*** Material to process ***

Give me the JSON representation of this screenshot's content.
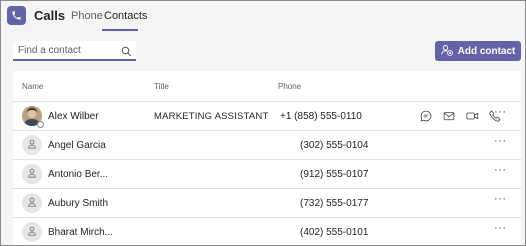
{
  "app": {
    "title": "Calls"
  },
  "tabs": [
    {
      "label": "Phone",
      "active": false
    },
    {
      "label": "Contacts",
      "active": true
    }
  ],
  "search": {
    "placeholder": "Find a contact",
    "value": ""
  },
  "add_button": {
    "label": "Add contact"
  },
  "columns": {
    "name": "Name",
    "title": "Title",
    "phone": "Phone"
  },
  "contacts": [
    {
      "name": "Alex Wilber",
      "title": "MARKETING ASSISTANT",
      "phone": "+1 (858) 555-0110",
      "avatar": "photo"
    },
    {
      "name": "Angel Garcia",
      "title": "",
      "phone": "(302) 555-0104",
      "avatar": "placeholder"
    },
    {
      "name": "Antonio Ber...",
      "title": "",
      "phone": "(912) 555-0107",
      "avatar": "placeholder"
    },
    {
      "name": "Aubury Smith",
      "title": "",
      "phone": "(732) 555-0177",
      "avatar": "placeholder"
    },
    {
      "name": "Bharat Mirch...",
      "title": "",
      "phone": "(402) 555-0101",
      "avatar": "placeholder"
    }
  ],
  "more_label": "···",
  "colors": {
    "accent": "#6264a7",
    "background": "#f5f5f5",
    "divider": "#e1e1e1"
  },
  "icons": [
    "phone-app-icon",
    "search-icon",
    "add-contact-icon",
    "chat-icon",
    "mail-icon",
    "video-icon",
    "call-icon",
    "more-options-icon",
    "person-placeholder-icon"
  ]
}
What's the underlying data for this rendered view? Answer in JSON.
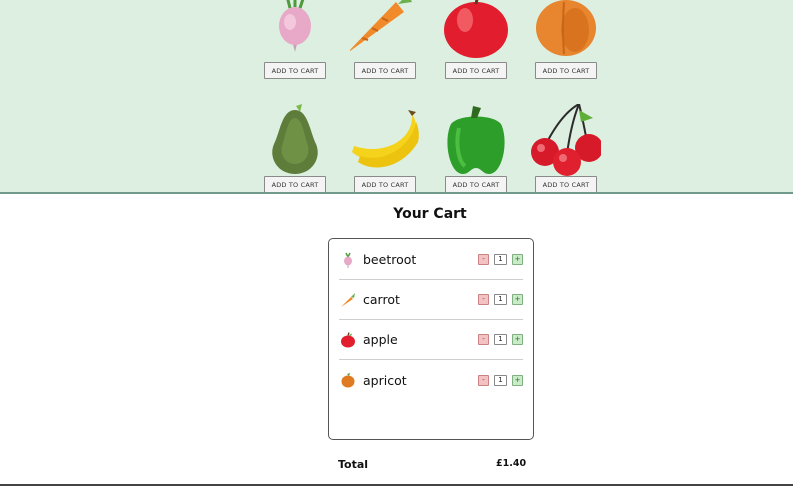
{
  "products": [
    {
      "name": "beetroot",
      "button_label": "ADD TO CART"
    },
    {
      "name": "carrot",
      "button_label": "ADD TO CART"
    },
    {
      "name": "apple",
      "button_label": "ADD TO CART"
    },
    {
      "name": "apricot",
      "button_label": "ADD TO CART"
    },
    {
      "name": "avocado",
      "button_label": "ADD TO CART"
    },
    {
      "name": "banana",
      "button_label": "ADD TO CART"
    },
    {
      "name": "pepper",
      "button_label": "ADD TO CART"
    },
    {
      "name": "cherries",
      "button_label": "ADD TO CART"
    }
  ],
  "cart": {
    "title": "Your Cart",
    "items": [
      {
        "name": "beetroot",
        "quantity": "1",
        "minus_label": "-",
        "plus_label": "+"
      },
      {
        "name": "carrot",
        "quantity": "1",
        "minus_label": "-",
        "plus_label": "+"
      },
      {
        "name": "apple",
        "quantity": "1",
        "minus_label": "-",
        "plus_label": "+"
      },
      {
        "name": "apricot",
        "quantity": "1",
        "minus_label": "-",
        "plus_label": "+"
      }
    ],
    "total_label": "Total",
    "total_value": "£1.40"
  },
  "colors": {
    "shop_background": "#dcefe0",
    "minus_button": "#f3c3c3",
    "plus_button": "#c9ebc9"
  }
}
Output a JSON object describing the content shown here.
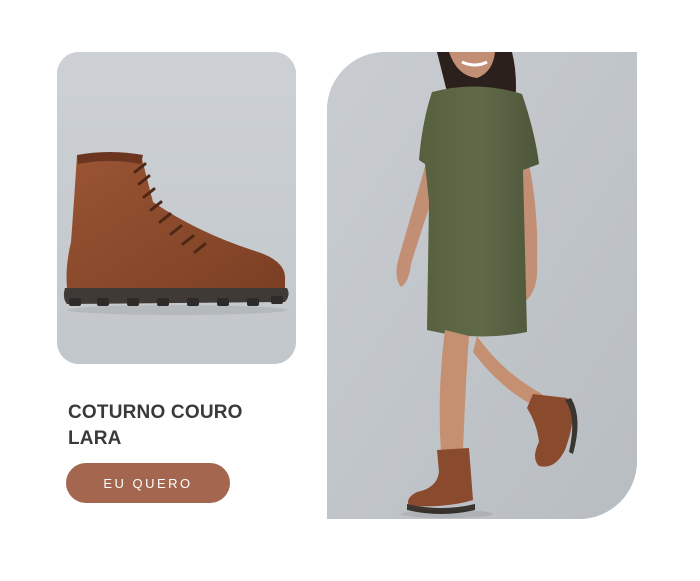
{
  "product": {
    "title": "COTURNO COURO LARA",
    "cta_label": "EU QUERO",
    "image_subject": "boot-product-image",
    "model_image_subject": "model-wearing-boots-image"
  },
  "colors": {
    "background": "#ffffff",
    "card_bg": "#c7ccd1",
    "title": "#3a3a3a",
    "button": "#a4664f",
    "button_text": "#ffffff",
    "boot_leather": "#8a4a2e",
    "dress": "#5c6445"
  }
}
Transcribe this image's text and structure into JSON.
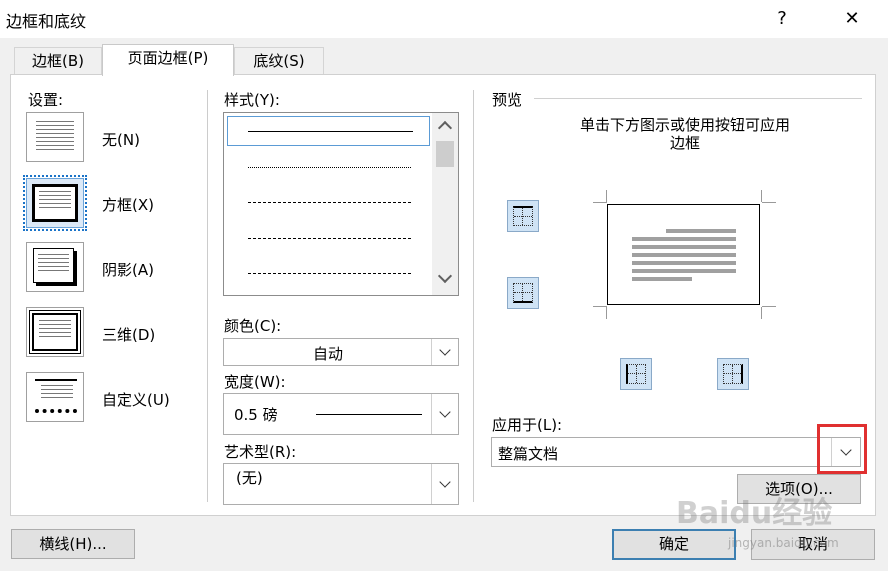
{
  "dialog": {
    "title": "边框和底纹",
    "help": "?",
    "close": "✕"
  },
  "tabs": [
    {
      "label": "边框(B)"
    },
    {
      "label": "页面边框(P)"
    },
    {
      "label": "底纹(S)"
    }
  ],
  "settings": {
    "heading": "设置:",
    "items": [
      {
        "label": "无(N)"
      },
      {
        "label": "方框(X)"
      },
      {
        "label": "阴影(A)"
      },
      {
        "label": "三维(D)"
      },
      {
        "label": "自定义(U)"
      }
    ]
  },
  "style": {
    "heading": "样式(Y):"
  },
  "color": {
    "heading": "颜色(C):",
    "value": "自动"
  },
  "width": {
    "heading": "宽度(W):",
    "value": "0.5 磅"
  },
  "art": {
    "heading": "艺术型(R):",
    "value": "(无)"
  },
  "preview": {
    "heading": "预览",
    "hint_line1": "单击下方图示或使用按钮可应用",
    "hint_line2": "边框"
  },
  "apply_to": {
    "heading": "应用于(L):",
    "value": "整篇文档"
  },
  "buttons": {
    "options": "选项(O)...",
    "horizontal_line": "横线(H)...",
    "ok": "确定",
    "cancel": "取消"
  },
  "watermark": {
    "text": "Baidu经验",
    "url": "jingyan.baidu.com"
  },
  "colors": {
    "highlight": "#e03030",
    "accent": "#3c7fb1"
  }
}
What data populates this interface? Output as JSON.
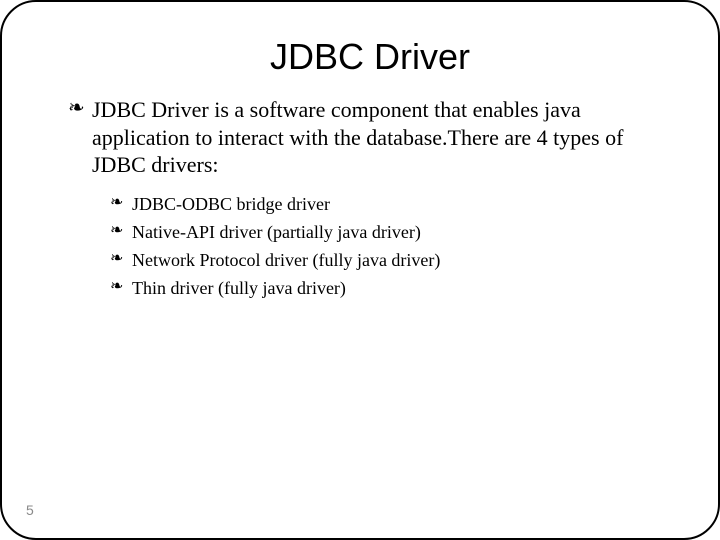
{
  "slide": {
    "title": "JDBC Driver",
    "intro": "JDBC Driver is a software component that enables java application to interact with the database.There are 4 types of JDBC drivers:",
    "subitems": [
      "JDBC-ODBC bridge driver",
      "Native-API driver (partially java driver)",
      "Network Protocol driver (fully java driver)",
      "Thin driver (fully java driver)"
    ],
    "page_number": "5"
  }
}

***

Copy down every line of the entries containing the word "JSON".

Give me the JSON representation of this screenshot's content.
What's the underlying data for this rendered view? Answer in JSON.
Output a JSON object describing the content shown here.
Transcribe this image's text and structure into JSON.
What data populates this interface? Output as JSON.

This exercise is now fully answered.